Sergei Shoigu, pro-Kremlin leader of Unity and Fatherland, said Tuesday that the united party would support Shtyrov, Interfax reported.

"Shtyrov belongs to the clan of Sakha President Mikhail Nikolayev, which has effectively ruled the republic for 10 years," said Vladimir Pribylovsky, the president of the Panorama think tank. "Nikolayev will be protected from any criminal proceedings if Shtyrov wins."

There are six other candidates on the ballot: the head of the republic's legislature, Vasily Filippov; the Sakha vice president, Spartak Borisov; the chief federal inspector for Sakha, Ruslan Shipkov; and three local businessmen, Fedot Tumusov, Mikhail Sannikov and Afanasy Maximov.

"The six other candidates have no chance," said an official in Nikolayev's administration, speaking Thursday by telephone and on condition of anonymity.

According to the official, Shtyrov was elected in tandem with Nikolayev as Sakha's vice president in 1991. He served as the republic's prime minister from 1993 to 1995, when with Nikolayev's help he landed the job as head of the diamond monopoly.

The media has speculated on the Kremlin's choice to take over Alrosa, and the most likely candidate, according to Pribylovsky, is Pavel Borodin, the secretary of the Russia-Belarus Union.

Borodin was mayor of Yakutsk, Sakha's capital, until then-President Boris Yeltsin brought him to Moscow in 1993 to head the Kremlin property department. Borodin is under investigation in Switzerland on allegations he received some $25 million in kickbacks on construction contracts while in that post.

"Borodin will suit two of the most powerful groups in presidential circles -- Putin's chekists and [Vladimir] Voloshin's entourage coming from the oligarchic so-called Family," said Pribylovsky, referring to the former intelligence officers close to the president and the remnants of Yeltsin's inner circle, led by the head of the presidential administration.

Other names that have been floated are Sergei Veremeyenko, a business partner of the obscure banker Sergei Pugachev said to have Putin's trust, and Vladimir Litvinenko, the head of the Gorny Institute in St. Petersburg, who was Putin's aide in the 2000 presidential elections.

Alrosa spokesman Oleg Shaposhnikov said rumors about who would replace Shtyrov were running through the company, but refused to give names.

Shtyrov's worst enemy may be voter apathy and the weather.

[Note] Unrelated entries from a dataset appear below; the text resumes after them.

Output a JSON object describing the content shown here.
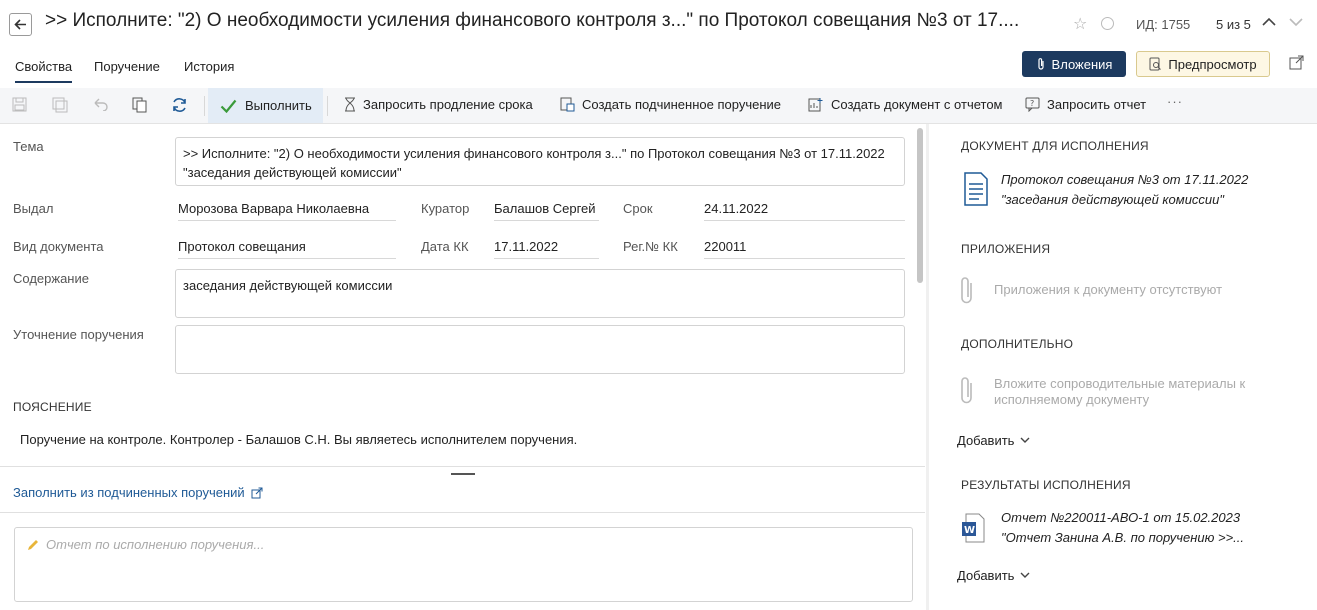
{
  "header": {
    "title": ">> Исполните: \"2) О необходимости усиления финансового контроля з...\" по Протокол совещания №3 от 17....",
    "id_label": "ИД: 1755",
    "pager": "5 из 5"
  },
  "tabs": [
    {
      "label": "Свойства",
      "active": true
    },
    {
      "label": "Поручение",
      "active": false
    },
    {
      "label": "История",
      "active": false
    }
  ],
  "actions": {
    "attachments": "Вложения",
    "preview": "Предпросмотр"
  },
  "toolbar": {
    "execute": "Выполнить",
    "extend": "Запросить продление срока",
    "sub_order": "Создать подчиненное поручение",
    "doc_report": "Создать документ с отчетом",
    "request_report": "Запросить отчет",
    "more": "···"
  },
  "form": {
    "subject_label": "Тема",
    "subject_value": ">> Исполните: \"2) О необходимости усиления финансового контроля з...\" по Протокол совещания №3 от 17.11.2022 \"заседания действующей комиссии\"",
    "issued_label": "Выдал",
    "issued_value": "Морозова Варвара Николаевна",
    "curator_label": "Куратор",
    "curator_value": "Балашов Сергей",
    "deadline_label": "Срок",
    "deadline_value": "24.11.2022",
    "doctype_label": "Вид документа",
    "doctype_value": "Протокол совещания",
    "date_kk_label": "Дата КК",
    "date_kk_value": "17.11.2022",
    "reg_label": "Рег.№ КК",
    "reg_value": "220011",
    "content_label": "Содержание",
    "content_value": "заседания действующей комиссии",
    "clarify_label": "Уточнение поручения",
    "clarify_value": "",
    "note_heading": "ПОЯСНЕНИЕ",
    "note_text": "Поручение на контроле. Контролер - Балашов С.Н. Вы являетесь исполнителем поручения.",
    "fill_link": "Заполнить из подчиненных поручений",
    "report_placeholder": "Отчет по исполнению поручения..."
  },
  "right": {
    "doc_heading": "ДОКУМЕНТ ДЛЯ ИСПОЛНЕНИЯ",
    "doc_line1": "Протокол совещания №3 от 17.11.2022",
    "doc_line2": "\"заседания действующей комиссии\"",
    "att_heading": "ПРИЛОЖЕНИЯ",
    "att_empty": "Приложения к документу отсутствуют",
    "extra_heading": "ДОПОЛНИТЕЛЬНО",
    "extra_line1": "Вложите сопроводительные материалы к",
    "extra_line2": "исполняемому документу",
    "add_label": "Добавить",
    "results_heading": "РЕЗУЛЬТАТЫ ИСПОЛНЕНИЯ",
    "result_line1": "Отчет №220011-АВО-1 от 15.02.2023",
    "result_line2": "\"Отчет Занина А.В. по поручению >>...",
    "add_label2": "Добавить"
  },
  "colors": {
    "primary": "#1d3a5f",
    "link": "#1f5a96",
    "execute_bg": "#e3ecf6",
    "preview_bg": "#fdf7e4"
  }
}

For the election to be valid, more than half of eligible voters must come to the polls -- a true act of civic heroism in temperatures of minus 50 degrees Celsius.